Quote of the Day
The great aim of education is not knowledge but action.
— Herbert Spencer
The popularity of Power Over Ethernet (PoE) has proven that customers find value in using a single cable for both data and power distribution. Unfortunately, copper-based Cat 5e/6 cable is limited to a 100 meters because of data transmission issues. To circumvent this limit, some equipment vendors are using composite fiber/copper cables – a single cable that contains fiber for data and large gauge copper wire for power distribution (Figure 1).
Some composite cables distribute power using a single pair of 22 AWG wire (power and ground). Other composite cables use Cat 6 cables with four pairs of 23 AWG wire to distribute power. I have also seen some proposal that have completely separate power and data cables.
To develop an intuitive feel for how these proposals work, I decided to work through a simple example from Belden (Figure 2) – the choice of Belden was completely arbitrary. Belden is recommending the use of Cat 6-based composite cables over a 22 AWG-based composite cable.
The analysis is simple and I normally would not post it – it consists of determining the resistance of copper wire at different temperature, gauges, and lengths. I decided to post this analysis because I used Mathcad's minimize function to optimize my model, which I do not recall demonstrating before. This will be an example that I will include in my set of reference worksheets for my staff.
- American Wire Gauge (AWG)
- This is an archaic way of specifying the diameter of wire. Also known as the Brown & Sharpe wire gauge, AWG is a standardized wire gauge system used since 1857 predominantly in North America for the diameters of round, solid, nonferrous, electrically conducting wire. (Source)
- Contact Resistance (RC)
- The term contact resistance refers to the contribution to the total resistance of a system which can be attributed to the contacting interfaces of electrical leads and connections as opposed to the intrinsic resistance, which is an inherent property, independent of the measurement method. (Source)
- I use the term reach for the maximum useful distance that a cable can service. This assumes a completely straight cable run, which rarely occurs in real life.
Copper Wire Resistance Modeling
See this web page for background on modeling the resistance of copper wire.
Belden gives the following reaches (Figure 3) for a one-pair 22 AWG cable and a four-pair Category 6 (i.e. 23 AWG) cable in this document.
Many of my posts use a pair of utility functions that compute the resistance of annealed copper wire as a function of temperature, wire gauge, length. I have discussed these utility functions (Figure 4) in a previous post – I will include them here for easy reference.
Figure 5 shows how I setup my calculations for a commonly used temperature (50 °C). It also shows the Belden table that I will use for comparison with my model.
Basic Circuit and Reach Formula Equation
Figure 6 shows the reference circuits and the formula I used to model the voltage drop for a given load current. In Figure 6, I define a parameter called λ that represent the two-way resistance in the cable per meter. This means that the total resistance in the cable is given by .
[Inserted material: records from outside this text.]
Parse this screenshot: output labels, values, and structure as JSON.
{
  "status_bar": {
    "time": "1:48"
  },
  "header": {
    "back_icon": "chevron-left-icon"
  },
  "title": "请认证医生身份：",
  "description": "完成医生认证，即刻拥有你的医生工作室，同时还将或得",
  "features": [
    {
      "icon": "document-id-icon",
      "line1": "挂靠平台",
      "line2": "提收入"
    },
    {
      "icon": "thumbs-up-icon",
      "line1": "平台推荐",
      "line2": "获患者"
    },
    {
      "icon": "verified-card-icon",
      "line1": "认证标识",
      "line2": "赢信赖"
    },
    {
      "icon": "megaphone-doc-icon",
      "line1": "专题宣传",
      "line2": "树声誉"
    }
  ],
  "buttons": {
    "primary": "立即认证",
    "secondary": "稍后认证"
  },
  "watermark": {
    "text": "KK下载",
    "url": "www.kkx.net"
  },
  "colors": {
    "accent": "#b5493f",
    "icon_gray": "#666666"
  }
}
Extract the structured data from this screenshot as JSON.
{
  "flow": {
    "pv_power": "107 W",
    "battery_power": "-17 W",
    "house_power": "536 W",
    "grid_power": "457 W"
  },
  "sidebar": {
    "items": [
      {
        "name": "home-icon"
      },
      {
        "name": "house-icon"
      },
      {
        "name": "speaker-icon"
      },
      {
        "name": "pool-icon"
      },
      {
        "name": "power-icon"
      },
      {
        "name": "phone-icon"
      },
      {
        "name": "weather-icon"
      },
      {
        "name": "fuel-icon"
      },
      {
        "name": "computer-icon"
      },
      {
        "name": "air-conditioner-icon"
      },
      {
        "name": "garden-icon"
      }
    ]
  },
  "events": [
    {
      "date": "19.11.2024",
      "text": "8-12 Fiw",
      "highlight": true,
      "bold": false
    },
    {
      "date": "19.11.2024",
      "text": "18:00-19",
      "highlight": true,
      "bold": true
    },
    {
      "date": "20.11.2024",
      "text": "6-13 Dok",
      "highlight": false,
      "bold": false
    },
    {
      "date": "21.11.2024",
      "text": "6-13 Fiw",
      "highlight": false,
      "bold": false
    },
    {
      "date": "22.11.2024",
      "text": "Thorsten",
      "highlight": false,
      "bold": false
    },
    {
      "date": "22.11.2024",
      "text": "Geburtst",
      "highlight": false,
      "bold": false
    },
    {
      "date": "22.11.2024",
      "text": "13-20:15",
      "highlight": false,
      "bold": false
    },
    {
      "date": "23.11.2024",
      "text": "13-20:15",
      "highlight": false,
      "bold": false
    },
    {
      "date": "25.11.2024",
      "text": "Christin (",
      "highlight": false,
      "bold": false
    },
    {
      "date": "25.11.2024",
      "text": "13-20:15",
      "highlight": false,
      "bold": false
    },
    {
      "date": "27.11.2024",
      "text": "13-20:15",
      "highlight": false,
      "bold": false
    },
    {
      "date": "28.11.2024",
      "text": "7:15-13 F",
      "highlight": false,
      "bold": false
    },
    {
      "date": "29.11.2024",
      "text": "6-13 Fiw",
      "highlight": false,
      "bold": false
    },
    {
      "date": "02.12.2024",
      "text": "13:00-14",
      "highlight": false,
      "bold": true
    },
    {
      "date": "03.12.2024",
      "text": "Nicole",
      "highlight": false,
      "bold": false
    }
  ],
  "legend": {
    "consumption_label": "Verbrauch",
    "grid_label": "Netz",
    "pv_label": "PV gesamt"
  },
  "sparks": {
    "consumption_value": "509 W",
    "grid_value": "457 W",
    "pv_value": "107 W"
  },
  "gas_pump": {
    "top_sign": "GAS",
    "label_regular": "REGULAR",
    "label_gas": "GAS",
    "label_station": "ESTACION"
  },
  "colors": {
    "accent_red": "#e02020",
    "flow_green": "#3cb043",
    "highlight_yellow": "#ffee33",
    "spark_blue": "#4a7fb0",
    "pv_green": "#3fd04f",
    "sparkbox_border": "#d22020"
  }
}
Figure 7 shows the how I modeled:
- Copper resistivity versus temperature for a 100 m length and specific wire gauges
- PoE source voltage, load voltage, and load power specifications – these values are set by the type of PoE (i.e. Type 1, Type 2, Type 3 – not codified).
- Wire configuration using an array called pairs
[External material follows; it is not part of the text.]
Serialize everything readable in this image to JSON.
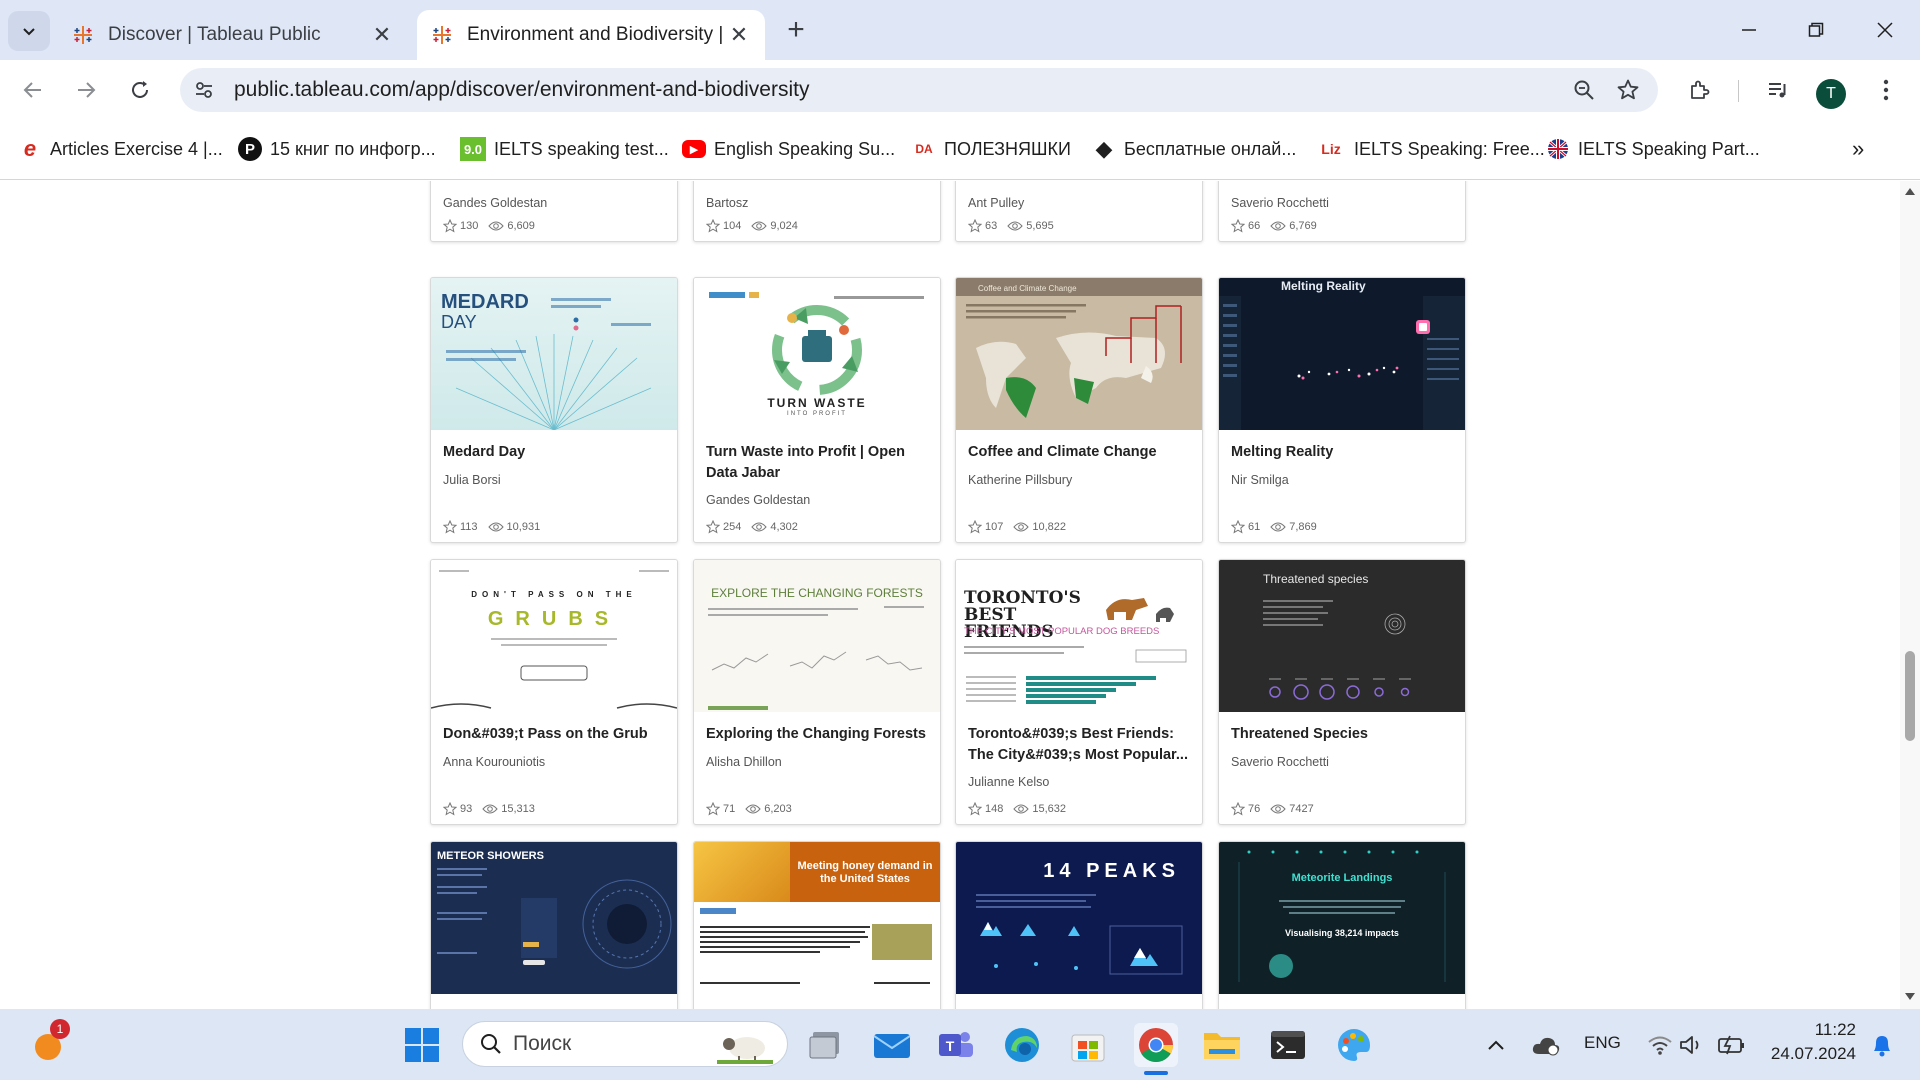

- Contact resistance
We are now ready to determine the contact resistance values that will minimize the least-square error between my model and the Belden specification (Figure 8). I do not expect perfect agreement because Belden provides no details on their analysis assumptions.
I consider these values reasonably close considering that I am trying to guess their analysis assumptions.
While simple, this analysis provided a nice example for how to use Mathcad's minimize function.